The plan brought to the New York City Landmarks Preservation Commission in September 2008 did call for a performance space to be included, but only as a portion of extensive refurbishment with a new pool, an ice-skating rink, a cafe, a community center, and an exhibition center. The Commission approved the renovation plan on September 9, 2008. Final design renderings were completed in February 2009, and renovation work began in December 2009.
As renovation work progressed, the bathhouse buildings were finally unsealed. The LTV Squad urban exploration team again went inside and documented the building interiors, revealing a virtual time-capsule of 1980s graffiti which lay untouched over the previous two decades. The graffiti was completely removed during the renovation.
The pool reopened on June 28, 2012. The rush of large crowds and long lineups during the first few days resulted in some skirmishes between bathers and lifeguards, injuries to two police officers, litter and graffiti on nearby streets, and unease among local citizens.
In 2013, work was begun to remove "Hipster Lake", a puddle of water that was annoying users of the park's fields.
- "WPA-Era Pools". New York City Department of Parks & Recreation. Retrieved 2011-06-20.
- "McCarren Park Highlights : NYC Parks". www.nycgovparks.org. Retrieved 2016-09-02.
- "McCarren park History". New York City Department of Parks & Recreation. Retrieved 2014-09-26.
- "McCarren Park & Pool". New York City Department of Parks & Recreation. Archived from the original on 2008-05-02. Retrieved 2008-09-01.
- Huhn, Mary (August 29, 2008). "McCarren Pool Plans Hold Water". New York Post. Retrieved 2010-07-31.
- "Hipsters Out of the Pool: McCarren Redo Gets Green Light". Curbed. Retrieved 2010-07-21.
- "Hipsters Back In The Pool: New McCarren Park Pool Images!". Curbed. Retrieved 2010-07-21.
- Lisa W. Foderaro (2012-06-28). "Empty About 3 Decades, Pool From the Depression Era Reopens to Cool Off Brooklyn". New York Times. Retrieved 2012-06-30.
- Lisa W. Foderaro (2012-07-02). "A Revived Pool Draws Tensions to the Surface". New York Times. Retrieved 2014-10-01.
- McCarren Park at the New York City Department of Parks and Recreation website
- McCarren Park Event Guide and Directions
- Gotham Gazette: Endangered Historic Sites in NYC

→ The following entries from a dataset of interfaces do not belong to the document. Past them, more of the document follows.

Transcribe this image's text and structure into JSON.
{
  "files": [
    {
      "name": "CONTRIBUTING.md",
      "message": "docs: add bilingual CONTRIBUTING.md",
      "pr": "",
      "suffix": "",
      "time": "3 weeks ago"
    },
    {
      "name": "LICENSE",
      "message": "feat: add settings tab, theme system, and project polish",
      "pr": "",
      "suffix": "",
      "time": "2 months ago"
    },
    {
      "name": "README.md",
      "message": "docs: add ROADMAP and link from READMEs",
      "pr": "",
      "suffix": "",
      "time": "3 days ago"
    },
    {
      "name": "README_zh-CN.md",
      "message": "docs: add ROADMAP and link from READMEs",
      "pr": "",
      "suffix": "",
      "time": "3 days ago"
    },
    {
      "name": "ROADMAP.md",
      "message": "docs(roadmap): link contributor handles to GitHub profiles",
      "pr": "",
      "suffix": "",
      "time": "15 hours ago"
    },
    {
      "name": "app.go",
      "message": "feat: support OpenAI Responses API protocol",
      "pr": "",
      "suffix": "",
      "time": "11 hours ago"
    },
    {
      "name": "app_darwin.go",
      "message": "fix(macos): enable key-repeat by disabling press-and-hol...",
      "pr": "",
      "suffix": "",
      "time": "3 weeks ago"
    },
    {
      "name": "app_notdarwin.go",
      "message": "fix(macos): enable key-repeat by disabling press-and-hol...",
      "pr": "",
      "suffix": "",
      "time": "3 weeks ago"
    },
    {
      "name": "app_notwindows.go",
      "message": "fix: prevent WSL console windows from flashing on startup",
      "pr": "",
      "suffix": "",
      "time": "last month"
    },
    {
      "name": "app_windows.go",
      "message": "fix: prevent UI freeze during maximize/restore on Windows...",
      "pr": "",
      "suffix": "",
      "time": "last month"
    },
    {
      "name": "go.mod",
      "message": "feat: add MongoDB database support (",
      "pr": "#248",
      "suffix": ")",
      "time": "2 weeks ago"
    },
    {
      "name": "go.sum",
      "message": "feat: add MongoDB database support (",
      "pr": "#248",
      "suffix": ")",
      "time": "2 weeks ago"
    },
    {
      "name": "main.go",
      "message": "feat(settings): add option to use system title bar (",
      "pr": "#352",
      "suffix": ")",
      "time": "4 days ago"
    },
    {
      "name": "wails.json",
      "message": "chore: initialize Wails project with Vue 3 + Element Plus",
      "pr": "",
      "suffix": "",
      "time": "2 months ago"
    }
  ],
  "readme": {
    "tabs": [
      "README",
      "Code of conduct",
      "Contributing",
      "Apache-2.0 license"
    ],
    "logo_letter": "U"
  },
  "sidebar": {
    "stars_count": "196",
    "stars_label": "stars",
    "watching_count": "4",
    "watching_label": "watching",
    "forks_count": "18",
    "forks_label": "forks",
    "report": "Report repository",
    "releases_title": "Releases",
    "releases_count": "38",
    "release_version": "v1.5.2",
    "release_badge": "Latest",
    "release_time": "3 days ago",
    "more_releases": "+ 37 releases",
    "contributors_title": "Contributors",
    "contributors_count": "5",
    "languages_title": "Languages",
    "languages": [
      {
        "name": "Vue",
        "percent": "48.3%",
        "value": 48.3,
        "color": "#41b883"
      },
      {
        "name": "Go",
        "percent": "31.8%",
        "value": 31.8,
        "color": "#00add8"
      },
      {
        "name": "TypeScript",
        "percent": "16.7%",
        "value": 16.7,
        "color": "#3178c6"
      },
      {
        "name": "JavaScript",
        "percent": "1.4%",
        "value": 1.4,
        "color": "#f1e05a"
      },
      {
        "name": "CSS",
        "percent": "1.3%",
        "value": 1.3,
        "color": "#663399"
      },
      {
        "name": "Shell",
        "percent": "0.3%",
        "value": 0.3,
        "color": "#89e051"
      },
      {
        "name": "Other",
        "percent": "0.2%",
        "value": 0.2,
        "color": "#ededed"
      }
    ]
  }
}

- Gothamist Blog: McCarren Park Pool Controversy
- FreeWilliamsburg article on the recent history of the pool
- New York Times Article on PlanNYC / Reconstruction
- "McCarren Park Pool Reconstruction Finalized" — Photographs and review of 2002 plans to revitalize the pool
- IMDB page for Pool Party, 2010 documentary